The Bay Foundation (TBF) has recently been awarded key climate change-related grants. Every aspect of TBF’s work takes into consideration the potential effects and mitigation of climate change in the 266-square-mile Santa Monica Bay and the 400 sq. mile watershed that drains to the Bay. With 5,000 species of animals, fish, birds and plants making their home in the Bay and its watershed, along with millions of people who visit, live and work here, TBF said its intent is garner grants that can help keep the Bay’s resources healthy and resilient.
TBF is one arm of the Santa Monica Bay National Estuary Program (SMBNEP), one of 28 similar programs administered by the U.S. Environmental Protection Agency (EPA). The national estuary programs are one of the most effective on-the-ground programs of the EPA.
“In California we’re fortunate climate change is widely accepted and resources and smart people are ready and able to help with funding, research, modeling, and planning,” said TBF executive director Tom Ford.

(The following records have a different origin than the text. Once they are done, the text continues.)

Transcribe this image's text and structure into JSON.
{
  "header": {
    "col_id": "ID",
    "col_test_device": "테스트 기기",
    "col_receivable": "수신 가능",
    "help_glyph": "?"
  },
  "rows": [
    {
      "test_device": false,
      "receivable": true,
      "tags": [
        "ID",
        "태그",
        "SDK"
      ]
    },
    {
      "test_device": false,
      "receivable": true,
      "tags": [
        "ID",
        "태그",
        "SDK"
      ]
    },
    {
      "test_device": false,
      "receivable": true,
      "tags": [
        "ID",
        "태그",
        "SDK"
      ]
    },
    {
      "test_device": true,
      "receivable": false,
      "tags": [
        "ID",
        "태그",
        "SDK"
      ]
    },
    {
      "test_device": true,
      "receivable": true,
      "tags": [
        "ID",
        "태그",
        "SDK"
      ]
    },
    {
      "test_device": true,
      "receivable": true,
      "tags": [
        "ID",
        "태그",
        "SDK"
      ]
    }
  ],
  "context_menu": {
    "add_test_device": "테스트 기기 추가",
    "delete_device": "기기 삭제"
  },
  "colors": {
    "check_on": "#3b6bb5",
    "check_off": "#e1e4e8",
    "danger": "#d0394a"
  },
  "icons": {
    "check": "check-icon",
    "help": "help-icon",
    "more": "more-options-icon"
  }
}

TBF helped to convene a partnership of 11 local coastal jurisdictions and organizations and launched the regional AdaptLA project to help project what the coastline will look like in 2030, 2050 and 2100. Funded by a grant from the state Coastal Conservancy and Coastal Commission, this multi-year project will gather data and model future beaches by examining regional shoreline change, and model and assess Los Angeles coastal region’s exposure to sea level rise and other coastal processes. The modeling results will be especially useful for identifying coastal vulnerability.